▸ TASK BRIEF
Going through the material below, please gather all lines with the word "Admin" in them.

▸ SUPPLIED DATA

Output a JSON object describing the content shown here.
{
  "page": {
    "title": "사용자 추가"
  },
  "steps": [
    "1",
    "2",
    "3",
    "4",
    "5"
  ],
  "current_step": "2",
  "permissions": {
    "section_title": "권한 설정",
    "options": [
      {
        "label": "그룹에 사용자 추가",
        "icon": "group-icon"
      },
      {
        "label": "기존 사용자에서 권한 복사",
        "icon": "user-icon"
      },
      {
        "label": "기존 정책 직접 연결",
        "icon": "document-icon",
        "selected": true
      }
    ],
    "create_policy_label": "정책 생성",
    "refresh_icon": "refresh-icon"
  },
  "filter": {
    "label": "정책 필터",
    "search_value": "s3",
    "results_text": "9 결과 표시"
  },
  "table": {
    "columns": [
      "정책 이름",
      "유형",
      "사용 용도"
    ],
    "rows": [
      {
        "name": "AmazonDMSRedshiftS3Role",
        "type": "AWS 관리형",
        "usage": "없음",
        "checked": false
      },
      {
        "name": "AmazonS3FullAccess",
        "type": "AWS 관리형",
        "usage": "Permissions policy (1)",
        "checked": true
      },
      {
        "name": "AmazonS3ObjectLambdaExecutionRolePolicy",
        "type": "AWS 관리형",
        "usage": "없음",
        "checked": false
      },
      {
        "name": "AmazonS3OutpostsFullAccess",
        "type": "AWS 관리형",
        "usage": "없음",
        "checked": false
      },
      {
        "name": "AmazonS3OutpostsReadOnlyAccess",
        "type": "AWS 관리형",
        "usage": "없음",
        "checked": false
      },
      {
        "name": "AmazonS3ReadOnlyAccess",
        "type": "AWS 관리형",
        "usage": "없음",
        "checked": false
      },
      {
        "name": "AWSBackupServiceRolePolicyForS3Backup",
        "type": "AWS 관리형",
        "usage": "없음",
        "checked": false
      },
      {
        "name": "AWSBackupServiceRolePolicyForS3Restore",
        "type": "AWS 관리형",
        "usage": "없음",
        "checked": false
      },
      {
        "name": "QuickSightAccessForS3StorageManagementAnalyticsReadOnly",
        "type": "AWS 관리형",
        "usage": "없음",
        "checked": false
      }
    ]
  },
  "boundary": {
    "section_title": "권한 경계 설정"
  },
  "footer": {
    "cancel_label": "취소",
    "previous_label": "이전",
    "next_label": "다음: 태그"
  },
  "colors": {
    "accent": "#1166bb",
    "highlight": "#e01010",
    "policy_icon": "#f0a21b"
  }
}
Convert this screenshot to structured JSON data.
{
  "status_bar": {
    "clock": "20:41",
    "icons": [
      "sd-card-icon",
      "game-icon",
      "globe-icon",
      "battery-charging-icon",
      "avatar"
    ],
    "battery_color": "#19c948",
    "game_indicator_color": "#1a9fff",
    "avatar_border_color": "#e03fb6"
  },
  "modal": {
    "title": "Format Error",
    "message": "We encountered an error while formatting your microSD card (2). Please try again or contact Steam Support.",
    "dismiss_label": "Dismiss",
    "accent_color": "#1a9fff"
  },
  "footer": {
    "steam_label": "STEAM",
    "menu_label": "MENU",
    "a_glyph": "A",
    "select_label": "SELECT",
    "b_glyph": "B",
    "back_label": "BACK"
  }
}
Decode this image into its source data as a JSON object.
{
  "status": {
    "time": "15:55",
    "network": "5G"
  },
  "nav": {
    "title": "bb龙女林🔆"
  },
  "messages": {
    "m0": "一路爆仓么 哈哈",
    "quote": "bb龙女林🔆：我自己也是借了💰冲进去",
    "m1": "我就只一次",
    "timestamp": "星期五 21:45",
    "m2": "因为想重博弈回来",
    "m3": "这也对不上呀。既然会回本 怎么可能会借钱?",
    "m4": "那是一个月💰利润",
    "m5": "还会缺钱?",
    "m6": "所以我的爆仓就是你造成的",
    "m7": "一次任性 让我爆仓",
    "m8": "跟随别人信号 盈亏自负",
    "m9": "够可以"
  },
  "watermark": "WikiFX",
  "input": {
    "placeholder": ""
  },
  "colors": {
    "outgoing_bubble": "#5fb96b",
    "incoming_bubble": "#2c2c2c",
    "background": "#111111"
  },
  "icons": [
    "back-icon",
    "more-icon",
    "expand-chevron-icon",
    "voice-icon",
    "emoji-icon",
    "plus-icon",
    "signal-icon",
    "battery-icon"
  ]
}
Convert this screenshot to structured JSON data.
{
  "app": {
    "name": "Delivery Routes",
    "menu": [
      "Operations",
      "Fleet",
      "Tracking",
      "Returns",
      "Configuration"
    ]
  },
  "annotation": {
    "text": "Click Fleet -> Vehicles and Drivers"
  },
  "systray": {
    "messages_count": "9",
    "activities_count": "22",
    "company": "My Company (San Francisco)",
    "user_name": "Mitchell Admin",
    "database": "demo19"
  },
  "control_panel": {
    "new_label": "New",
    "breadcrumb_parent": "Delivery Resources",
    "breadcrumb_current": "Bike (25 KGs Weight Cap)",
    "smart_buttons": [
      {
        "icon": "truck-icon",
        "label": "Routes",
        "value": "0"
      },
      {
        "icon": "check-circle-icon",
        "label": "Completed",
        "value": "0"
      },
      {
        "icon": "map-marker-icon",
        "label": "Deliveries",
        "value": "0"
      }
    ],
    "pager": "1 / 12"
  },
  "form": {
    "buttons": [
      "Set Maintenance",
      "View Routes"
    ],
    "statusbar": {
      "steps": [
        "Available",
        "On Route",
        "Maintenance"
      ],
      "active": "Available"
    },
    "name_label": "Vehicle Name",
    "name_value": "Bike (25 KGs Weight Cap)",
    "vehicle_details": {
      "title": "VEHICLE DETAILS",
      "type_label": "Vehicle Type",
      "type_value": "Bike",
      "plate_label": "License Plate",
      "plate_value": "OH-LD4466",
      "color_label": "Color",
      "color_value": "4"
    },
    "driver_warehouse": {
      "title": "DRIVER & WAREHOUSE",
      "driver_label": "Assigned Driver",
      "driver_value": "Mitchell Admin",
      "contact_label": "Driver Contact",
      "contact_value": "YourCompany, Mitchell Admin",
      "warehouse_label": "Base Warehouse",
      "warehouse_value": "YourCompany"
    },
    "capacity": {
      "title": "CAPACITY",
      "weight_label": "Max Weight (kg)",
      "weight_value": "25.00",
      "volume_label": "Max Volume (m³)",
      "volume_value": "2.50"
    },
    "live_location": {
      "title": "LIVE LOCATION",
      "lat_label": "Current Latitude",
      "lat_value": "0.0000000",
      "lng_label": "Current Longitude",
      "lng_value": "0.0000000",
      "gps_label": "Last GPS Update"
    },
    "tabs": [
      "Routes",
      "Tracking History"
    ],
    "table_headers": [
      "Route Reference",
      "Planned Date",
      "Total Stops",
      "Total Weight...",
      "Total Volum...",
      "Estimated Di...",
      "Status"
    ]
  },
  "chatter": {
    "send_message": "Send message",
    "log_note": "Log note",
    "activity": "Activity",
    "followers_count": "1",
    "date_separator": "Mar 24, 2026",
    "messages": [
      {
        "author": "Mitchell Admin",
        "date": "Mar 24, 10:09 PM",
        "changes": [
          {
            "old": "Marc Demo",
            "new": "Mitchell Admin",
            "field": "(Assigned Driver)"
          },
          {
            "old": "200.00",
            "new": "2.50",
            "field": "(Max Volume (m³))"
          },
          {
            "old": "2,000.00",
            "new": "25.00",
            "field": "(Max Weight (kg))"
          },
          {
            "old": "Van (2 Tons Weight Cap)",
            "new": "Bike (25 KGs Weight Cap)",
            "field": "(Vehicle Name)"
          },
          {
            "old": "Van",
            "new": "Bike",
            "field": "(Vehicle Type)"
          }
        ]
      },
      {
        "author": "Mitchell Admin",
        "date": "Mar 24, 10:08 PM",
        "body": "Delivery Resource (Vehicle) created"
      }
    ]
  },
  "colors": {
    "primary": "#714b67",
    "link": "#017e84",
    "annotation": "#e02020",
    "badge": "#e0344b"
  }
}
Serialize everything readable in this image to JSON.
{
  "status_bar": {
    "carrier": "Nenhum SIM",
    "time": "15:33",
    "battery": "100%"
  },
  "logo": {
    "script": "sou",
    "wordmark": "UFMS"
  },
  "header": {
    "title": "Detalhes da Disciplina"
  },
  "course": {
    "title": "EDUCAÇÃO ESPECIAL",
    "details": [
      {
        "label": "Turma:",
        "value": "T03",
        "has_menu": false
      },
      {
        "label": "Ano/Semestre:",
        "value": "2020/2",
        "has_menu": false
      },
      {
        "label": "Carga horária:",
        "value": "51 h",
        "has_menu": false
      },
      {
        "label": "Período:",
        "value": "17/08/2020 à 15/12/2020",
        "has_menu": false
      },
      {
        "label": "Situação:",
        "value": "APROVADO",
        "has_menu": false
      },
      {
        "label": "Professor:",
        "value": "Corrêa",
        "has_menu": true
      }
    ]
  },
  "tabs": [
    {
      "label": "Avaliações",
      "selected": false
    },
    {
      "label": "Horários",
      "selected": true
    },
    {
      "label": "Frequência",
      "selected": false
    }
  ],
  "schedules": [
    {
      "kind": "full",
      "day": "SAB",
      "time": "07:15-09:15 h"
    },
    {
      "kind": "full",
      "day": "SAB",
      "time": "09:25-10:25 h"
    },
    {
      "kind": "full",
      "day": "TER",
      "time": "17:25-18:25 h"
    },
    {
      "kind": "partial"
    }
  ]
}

▸ TASK OUTPUT
    "user_name": "Mitchell Admin",
      "driver_value": "Mitchell Admin",
      "contact_value": "YourCompany, Mitchell Admin",
        "author": "Mitchell Admin",
            "new": "Mitchell Admin",
        "author": "Mitchell Admin",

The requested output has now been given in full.